> [SOURCE DATA]
::::::::::

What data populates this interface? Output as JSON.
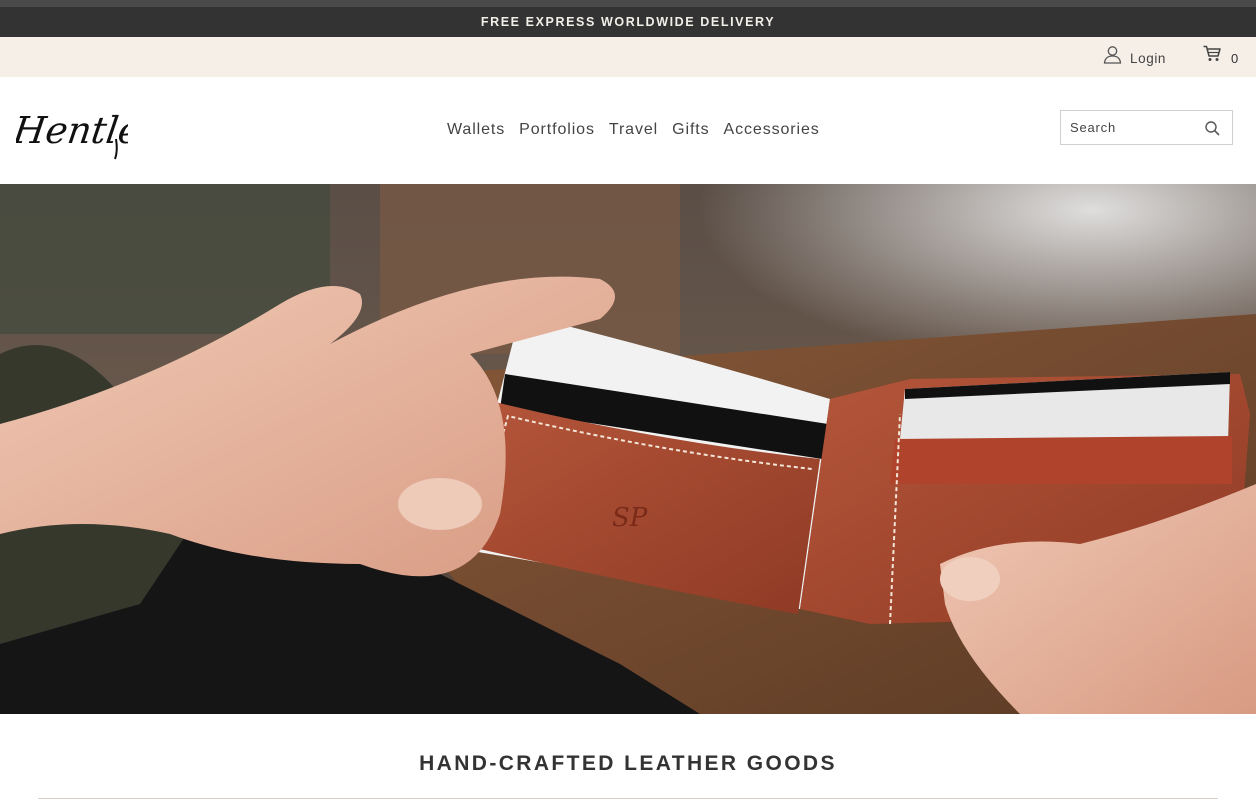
{
  "announcement": {
    "text": "FREE EXPRESS WORLDWIDE DELIVERY"
  },
  "utility": {
    "login_label": "Login",
    "login_icon": "user-icon",
    "cart_icon": "cart-icon",
    "cart_count": "0"
  },
  "brand": {
    "logo_text": "Hentley"
  },
  "nav": {
    "items": [
      {
        "label": "Wallets"
      },
      {
        "label": "Portfolios"
      },
      {
        "label": "Travel"
      },
      {
        "label": "Gifts"
      },
      {
        "label": "Accessories"
      }
    ]
  },
  "search": {
    "placeholder": "Search",
    "icon": "search-icon"
  },
  "hero": {
    "monogram": "SP"
  },
  "section": {
    "heading": "HAND-CRAFTED LEATHER GOODS"
  },
  "colors": {
    "announcement_bg": "#333333",
    "utility_bg": "#f5efe8",
    "text": "#333333",
    "leather": "#a9482f"
  }
}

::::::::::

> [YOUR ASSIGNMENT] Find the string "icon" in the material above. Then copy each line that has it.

> [OUTPUT FOR THIS EXERCISE]
    "login_icon": "user-icon",
    "cart_icon": "cart-icon",
    "icon": "search-icon"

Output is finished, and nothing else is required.